Your objective
Every line holding the word "text" should be copied from the material.

· · ·

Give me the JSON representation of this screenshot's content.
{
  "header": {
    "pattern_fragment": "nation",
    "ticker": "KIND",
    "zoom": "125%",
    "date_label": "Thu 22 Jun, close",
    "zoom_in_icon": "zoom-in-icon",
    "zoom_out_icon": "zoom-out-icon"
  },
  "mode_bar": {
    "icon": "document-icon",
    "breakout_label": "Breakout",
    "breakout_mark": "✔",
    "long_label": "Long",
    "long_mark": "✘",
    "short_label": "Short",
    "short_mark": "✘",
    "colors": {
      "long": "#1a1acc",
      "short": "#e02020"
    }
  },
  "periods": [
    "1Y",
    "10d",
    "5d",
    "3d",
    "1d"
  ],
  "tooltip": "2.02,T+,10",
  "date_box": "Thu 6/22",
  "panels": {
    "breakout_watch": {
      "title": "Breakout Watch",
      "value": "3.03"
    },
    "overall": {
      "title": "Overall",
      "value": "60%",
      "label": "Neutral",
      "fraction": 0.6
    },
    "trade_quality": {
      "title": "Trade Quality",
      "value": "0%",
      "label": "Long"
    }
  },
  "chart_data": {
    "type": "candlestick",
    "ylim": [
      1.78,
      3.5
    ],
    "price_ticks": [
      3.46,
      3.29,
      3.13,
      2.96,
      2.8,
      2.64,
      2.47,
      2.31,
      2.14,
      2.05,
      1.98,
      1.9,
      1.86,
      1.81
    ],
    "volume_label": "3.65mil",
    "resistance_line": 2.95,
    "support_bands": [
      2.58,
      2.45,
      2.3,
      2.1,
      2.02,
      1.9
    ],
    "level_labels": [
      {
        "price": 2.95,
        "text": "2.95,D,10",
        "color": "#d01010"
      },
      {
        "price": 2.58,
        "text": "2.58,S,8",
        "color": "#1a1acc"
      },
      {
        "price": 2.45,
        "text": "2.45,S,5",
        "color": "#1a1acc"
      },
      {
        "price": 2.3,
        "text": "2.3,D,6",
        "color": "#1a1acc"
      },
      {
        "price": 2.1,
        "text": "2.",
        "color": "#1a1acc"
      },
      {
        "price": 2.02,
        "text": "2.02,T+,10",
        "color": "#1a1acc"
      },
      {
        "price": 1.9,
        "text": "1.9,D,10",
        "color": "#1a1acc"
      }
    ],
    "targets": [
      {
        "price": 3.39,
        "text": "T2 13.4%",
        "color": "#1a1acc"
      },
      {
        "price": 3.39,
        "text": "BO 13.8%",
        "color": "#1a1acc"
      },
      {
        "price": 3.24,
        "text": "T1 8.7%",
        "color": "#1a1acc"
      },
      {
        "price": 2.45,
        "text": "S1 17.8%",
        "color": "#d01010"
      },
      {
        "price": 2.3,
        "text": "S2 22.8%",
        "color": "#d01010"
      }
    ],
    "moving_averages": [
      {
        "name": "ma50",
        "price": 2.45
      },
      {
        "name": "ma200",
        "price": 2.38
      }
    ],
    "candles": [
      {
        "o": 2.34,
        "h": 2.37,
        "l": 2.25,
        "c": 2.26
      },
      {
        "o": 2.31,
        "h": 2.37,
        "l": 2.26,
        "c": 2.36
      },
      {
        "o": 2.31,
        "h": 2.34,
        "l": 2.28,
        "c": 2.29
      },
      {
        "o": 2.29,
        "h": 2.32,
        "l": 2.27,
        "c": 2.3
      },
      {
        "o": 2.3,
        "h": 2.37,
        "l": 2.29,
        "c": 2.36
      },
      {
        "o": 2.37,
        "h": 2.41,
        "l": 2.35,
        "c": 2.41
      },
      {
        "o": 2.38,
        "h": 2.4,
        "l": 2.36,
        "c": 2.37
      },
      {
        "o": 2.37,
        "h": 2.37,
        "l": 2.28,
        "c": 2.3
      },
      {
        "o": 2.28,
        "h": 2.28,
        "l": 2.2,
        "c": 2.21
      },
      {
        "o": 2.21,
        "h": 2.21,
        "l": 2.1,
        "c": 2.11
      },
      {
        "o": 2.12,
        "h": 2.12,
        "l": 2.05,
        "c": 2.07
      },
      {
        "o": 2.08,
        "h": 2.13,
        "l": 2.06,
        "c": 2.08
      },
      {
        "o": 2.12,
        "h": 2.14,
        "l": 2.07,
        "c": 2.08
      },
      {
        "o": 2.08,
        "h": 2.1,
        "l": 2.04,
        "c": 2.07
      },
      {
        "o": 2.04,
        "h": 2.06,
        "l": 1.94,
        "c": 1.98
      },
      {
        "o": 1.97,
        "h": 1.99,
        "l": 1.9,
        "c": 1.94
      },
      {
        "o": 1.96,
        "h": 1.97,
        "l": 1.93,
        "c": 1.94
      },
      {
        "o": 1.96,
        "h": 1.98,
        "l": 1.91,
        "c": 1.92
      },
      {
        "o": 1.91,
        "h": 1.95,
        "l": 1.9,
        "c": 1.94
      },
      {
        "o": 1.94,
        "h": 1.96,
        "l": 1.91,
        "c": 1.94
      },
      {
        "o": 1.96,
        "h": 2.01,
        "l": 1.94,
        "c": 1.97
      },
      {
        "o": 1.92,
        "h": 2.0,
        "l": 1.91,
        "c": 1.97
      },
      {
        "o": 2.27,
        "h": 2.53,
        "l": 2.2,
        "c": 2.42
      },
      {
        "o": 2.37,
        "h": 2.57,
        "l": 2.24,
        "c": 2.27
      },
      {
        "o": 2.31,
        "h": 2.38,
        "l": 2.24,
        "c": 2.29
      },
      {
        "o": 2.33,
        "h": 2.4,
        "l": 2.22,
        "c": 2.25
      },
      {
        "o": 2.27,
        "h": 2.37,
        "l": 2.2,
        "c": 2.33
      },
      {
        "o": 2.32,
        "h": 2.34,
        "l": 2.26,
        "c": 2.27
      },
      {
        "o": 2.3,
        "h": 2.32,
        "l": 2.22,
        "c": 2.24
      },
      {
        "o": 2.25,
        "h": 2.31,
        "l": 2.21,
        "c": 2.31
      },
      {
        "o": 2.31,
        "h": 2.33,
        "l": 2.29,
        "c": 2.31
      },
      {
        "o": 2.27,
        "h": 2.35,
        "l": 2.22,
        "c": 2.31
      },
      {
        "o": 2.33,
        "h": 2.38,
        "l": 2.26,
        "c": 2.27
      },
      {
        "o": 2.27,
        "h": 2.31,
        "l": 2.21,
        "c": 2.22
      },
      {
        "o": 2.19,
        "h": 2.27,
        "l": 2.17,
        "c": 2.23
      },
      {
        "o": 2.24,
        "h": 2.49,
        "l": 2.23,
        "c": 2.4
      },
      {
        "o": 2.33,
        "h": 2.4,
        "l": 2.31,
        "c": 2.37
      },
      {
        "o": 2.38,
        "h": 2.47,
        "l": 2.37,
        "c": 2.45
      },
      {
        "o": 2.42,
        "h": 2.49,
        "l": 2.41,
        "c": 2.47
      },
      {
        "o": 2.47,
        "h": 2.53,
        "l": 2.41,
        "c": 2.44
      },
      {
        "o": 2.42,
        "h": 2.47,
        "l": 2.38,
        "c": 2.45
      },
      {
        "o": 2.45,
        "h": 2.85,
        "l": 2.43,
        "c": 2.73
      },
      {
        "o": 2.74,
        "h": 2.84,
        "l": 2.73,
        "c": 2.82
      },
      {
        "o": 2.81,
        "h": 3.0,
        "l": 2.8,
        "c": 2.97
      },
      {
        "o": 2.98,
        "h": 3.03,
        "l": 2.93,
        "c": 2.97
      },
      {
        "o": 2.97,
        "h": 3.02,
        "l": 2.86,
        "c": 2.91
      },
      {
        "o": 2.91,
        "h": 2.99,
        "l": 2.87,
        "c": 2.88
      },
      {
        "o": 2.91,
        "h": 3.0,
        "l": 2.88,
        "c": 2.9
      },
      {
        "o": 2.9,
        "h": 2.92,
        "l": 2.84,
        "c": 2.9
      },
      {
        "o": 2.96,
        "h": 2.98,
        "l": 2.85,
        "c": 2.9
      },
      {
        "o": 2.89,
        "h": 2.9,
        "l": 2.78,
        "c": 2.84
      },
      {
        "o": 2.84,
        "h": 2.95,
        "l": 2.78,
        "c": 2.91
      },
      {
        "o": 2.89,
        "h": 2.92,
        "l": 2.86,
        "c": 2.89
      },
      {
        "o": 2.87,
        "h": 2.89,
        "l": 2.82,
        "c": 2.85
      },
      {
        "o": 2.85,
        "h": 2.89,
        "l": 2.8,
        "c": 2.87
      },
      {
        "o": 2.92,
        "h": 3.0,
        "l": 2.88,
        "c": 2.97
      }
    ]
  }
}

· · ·

Completed task
        "text": "2.95,D,10",
        "text": "2.58,S,8",
        "text": "2.45,S,5",
        "text": "2.3,D,6",
        "text": "2.",
        "text": "2.02,T+,10",
        "text": "1.9,D,10",
        "text": "T2 13.4%",
        "text": "BO 13.8%",
        "text": "T1 8.7%",
        "text": "S1 17.8%",
        "text": "S2 22.8%",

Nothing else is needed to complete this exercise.